[[ Material provided, beginning ]]

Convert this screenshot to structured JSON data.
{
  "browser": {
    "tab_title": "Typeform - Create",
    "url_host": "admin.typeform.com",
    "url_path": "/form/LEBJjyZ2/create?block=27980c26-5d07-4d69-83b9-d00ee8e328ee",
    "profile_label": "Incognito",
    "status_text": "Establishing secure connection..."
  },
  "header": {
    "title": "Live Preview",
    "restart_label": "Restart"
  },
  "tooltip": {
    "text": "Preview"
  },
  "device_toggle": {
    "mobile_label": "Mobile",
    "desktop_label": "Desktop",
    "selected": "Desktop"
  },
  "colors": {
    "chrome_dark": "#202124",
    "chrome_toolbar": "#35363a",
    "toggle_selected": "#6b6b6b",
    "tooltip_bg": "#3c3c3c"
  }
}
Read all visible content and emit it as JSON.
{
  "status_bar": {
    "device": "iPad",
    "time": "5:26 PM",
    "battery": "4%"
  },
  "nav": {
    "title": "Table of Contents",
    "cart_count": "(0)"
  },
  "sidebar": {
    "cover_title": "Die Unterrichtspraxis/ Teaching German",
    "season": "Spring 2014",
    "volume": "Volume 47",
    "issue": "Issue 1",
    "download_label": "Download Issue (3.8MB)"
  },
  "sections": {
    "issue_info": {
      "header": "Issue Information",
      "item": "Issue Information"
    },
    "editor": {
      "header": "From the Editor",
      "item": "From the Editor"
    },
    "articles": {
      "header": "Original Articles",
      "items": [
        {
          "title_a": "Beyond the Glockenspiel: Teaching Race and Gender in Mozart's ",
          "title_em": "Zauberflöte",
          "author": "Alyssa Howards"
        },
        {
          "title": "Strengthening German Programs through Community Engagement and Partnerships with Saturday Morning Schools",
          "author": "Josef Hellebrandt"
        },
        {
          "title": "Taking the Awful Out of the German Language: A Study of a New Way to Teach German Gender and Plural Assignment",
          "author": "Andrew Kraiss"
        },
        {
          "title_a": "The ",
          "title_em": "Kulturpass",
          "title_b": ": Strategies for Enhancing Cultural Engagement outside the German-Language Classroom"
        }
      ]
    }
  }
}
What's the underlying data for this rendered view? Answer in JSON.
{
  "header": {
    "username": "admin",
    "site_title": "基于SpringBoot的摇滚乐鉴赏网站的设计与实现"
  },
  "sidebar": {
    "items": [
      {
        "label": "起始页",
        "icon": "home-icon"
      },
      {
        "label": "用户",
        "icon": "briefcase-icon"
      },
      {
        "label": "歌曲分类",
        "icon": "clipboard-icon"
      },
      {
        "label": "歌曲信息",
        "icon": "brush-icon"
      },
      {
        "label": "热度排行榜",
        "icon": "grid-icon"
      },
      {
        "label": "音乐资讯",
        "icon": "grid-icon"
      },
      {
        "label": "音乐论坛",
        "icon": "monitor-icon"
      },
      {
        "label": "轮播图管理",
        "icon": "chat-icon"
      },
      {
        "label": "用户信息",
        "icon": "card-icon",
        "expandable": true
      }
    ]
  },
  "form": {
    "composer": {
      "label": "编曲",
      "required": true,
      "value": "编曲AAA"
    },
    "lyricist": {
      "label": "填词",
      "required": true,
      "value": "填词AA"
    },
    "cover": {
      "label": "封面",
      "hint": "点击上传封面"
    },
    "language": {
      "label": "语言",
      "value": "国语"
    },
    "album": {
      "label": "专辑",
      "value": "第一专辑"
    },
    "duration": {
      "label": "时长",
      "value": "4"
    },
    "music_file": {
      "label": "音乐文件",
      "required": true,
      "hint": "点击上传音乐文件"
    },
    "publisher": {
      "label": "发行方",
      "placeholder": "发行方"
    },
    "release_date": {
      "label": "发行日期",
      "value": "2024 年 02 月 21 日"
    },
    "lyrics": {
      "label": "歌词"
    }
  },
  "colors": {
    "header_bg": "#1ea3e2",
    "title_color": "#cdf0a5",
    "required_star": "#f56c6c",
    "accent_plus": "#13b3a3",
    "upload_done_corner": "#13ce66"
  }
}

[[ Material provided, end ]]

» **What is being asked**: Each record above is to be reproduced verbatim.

» **Output**:
Convert this screenshot to structured JSON data.
{
  "browser": {
    "tab_title": "Typeform - Create",
    "url_host": "admin.typeform.com",
    "url_path": "/form/LEBJjyZ2/create?block=27980c26-5d07-4d69-83b9-d00ee8e328ee",
    "profile_label": "Incognito",
    "status_text": "Establishing secure connection..."
  },
  "header": {
    "title": "Live Preview",
    "restart_label": "Restart"
  },
  "tooltip": {
    "text": "Preview"
  },
  "device_toggle": {
    "mobile_label": "Mobile",
    "desktop_label": "Desktop",
    "selected": "Desktop"
  },
  "colors": {
    "chrome_dark": "#202124",
    "chrome_toolbar": "#35363a",
    "toggle_selected": "#6b6b6b",
    "tooltip_bg": "#3c3c3c"
  }
}
Read all visible content and emit it as JSON.
{
  "status_bar": {
    "device": "iPad",
    "time": "5:26 PM",
    "battery": "4%"
  },
  "nav": {
    "title": "Table of Contents",
    "cart_count": "(0)"
  },
  "sidebar": {
    "cover_title": "Die Unterrichtspraxis/ Teaching German",
    "season": "Spring 2014",
    "volume": "Volume 47",
    "issue": "Issue 1",
    "download_label": "Download Issue (3.8MB)"
  },
  "sections": {
    "issue_info": {
      "header": "Issue Information",
      "item": "Issue Information"
    },
    "editor": {
      "header": "From the Editor",
      "item": "From the Editor"
    },
    "articles": {
      "header": "Original Articles",
      "items": [
        {
          "title_a": "Beyond the Glockenspiel: Teaching Race and Gender in Mozart's ",
          "title_em": "Zauberflöte",
          "author": "Alyssa Howards"
        },
        {
          "title": "Strengthening German Programs through Community Engagement and Partnerships with Saturday Morning Schools",
          "author": "Josef Hellebrandt"
        },
        {
          "title": "Taking the Awful Out of the German Language: A Study of a New Way to Teach German Gender and Plural Assignment",
          "author": "Andrew Kraiss"
        },
        {
          "title_a": "The ",
          "title_em": "Kulturpass",
          "title_b": ": Strategies for Enhancing Cultural Engagement outside the German-Language Classroom"
        }
      ]
    }
  }
}
What's the underlying data for this rendered view? Answer in JSON.
{
  "header": {
    "username": "admin",
    "site_title": "基于SpringBoot的摇滚乐鉴赏网站的设计与实现"
  },
  "sidebar": {
    "items": [
      {
        "label": "起始页",
        "icon": "home-icon"
      },
      {
        "label": "用户",
        "icon": "briefcase-icon"
      },
      {
        "label": "歌曲分类",
        "icon": "clipboard-icon"
      },
      {
        "label": "歌曲信息",
        "icon": "brush-icon"
      },
      {
        "label": "热度排行榜",
        "icon": "grid-icon"
      },
      {
        "label": "音乐资讯",
        "icon": "grid-icon"
      },
      {
        "label": "音乐论坛",
        "icon": "monitor-icon"
      },
      {
        "label": "轮播图管理",
        "icon": "chat-icon"
      },
      {
        "label": "用户信息",
        "icon": "card-icon",
        "expandable": true
      }
    ]
  },
  "form": {
    "composer": {
      "label": "编曲",
      "required": true,
      "value": "编曲AAA"
    },
    "lyricist": {
      "label": "填词",
      "required": true,
      "value": "填词AA"
    },
    "cover": {
      "label": "封面",
      "hint": "点击上传封面"
    },
    "language": {
      "label": "语言",
      "value": "国语"
    },
    "album": {
      "label": "专辑",
      "value": "第一专辑"
    },
    "duration": {
      "label": "时长",
      "value": "4"
    },
    "music_file": {
      "label": "音乐文件",
      "required": true,
      "hint": "点击上传音乐文件"
    },
    "publisher": {
      "label": "发行方",
      "placeholder": "发行方"
    },
    "release_date": {
      "label": "发行日期",
      "value": "2024 年 02 月 21 日"
    },
    "lyrics": {
      "label": "歌词"
    }
  },
  "colors": {
    "header_bg": "#1ea3e2",
    "title_color": "#cdf0a5",
    "required_star": "#f56c6c",
    "accent_plus": "#13b3a3",
    "upload_done_corner": "#13ce66"
  }
}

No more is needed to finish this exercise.